LETTER: Policy certainty to blame
Falling business confidence is not due to policy uncertainty but to counterproductive policies that produce neither growth nor employment
I don’t know how many times I have read or heard that business confidence is on the floor because of “policy uncertainty”. But this understates a problem that is much worse — confidence is lacking because of policy certainty, not uncertainty. Certainty that policy is and will continue to be bad.
Whatever happens with the elections and whatever happens with the ANC’s internal civil war, we are left with self-harming counterproductive policies that will produce neither growth nor employment: ideological expropriation with compensation; unnecessary conflict with the US over, for instance, Venezuela, Israel and Iran; business-damaging red tape and rent-seeking BEE; cadre deployment; paranoid visa restrictions; dysfunctional government departments; “innocent until proven guilty” ministers and officials; and no expectation of the urgently required reform and restructuring of the economy.

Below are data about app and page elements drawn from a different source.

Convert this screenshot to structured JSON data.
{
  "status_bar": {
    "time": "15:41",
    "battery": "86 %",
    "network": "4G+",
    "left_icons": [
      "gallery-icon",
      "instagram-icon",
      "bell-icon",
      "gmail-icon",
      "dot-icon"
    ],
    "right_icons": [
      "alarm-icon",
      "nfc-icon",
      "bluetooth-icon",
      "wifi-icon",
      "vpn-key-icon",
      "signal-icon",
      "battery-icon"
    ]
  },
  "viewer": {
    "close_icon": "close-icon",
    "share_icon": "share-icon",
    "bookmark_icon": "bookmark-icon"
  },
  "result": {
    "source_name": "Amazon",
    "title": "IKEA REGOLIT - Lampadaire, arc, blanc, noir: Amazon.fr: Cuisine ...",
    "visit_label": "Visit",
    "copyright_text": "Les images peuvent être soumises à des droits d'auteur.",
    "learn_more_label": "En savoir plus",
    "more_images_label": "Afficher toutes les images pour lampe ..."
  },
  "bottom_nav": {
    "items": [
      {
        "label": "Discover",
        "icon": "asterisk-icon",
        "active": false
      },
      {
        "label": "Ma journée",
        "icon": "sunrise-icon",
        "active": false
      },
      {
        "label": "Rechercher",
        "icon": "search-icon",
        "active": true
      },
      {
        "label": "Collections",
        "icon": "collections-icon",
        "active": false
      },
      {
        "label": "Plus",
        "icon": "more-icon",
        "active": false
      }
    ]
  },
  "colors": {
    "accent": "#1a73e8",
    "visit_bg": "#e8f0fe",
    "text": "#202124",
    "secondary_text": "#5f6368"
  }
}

Though union numbers are well down and Cosatu should therefore be having less influence, the ANC is totally paralysed by its junior partner and cannot move on restructuring state-owned enterprises that require right-sizing and privatisation, or fix education while the SA Democratic Teachers Union resists any action that could monitor or discipline those teachers who are drunk, absent, child abusers or otherwise unqualified to teach young people. The certainty is more depressing than the uncertainty.